To do
Please restate word for word all lines from the one containing "Read all visible content and emit it as JSON." to the final line of the entries, and include no pictures.

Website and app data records
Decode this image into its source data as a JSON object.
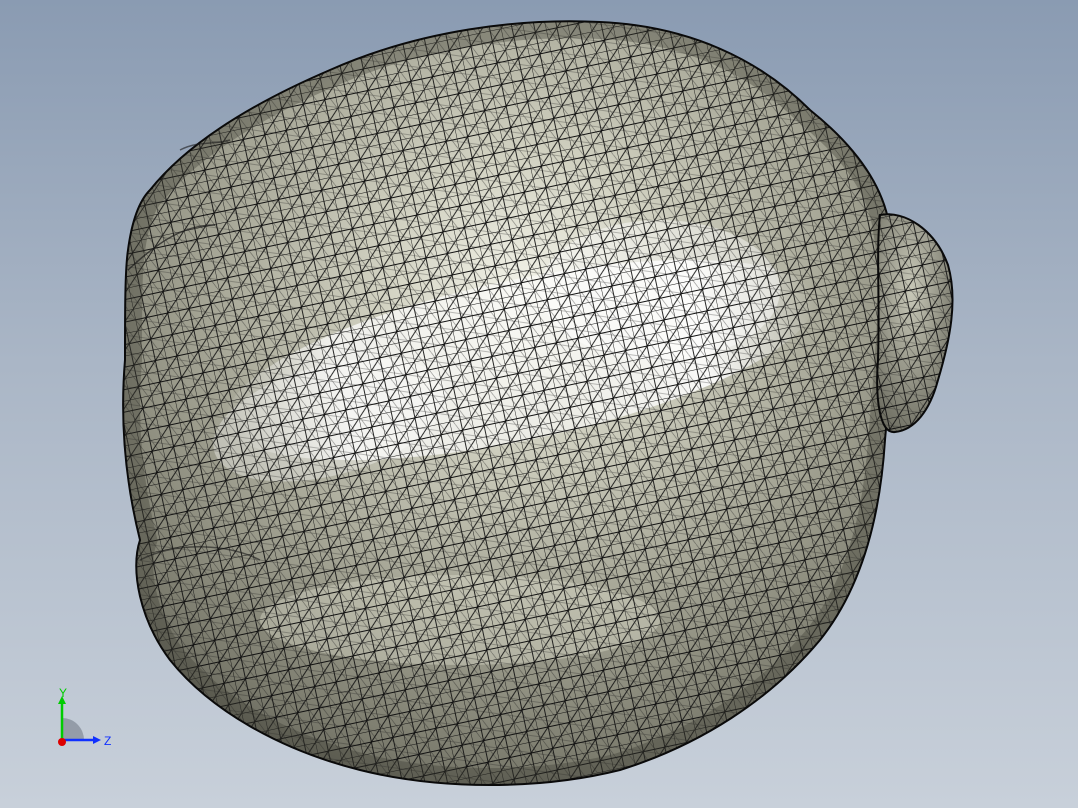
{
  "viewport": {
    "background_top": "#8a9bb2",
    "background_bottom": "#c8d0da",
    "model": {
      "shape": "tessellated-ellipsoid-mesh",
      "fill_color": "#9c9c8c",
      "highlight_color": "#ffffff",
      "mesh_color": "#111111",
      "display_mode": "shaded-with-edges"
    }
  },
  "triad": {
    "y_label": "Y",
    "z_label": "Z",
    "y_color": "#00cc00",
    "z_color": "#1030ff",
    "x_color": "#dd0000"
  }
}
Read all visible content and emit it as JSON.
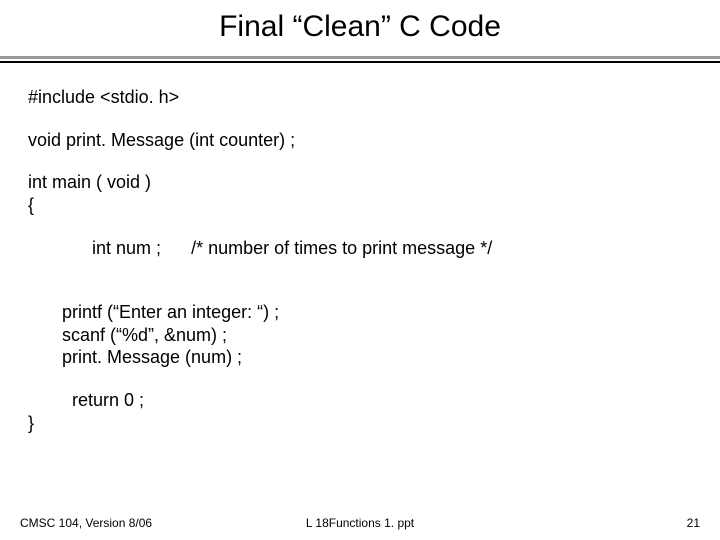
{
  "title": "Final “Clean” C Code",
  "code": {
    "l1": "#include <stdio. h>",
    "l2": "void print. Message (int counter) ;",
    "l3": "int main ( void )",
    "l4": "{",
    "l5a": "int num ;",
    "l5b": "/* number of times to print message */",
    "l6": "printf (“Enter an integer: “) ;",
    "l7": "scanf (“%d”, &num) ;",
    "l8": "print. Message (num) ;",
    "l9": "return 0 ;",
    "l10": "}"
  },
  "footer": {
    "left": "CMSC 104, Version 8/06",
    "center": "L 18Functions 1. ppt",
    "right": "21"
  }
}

Response area
Read all visible content and emit it as JSON.
{
  "title": "Final “Clean” C Code",
  "code": {
    "l1": "#include <stdio. h>",
    "l2": "void print. Message (int counter) ;",
    "l3": "int main ( void )",
    "l4": "{",
    "l5a": "int num ;",
    "l5b": "/* number of times to print message */",
    "l6": "printf (“Enter an integer: “) ;",
    "l7": "scanf (“%d”, &num) ;",
    "l8": "print. Message (num) ;",
    "l9": "return 0 ;",
    "l10": "}"
  },
  "footer": {
    "left": "CMSC 104, Version 8/06",
    "center": "L 18Functions 1. ppt",
    "right": "21"
  }
}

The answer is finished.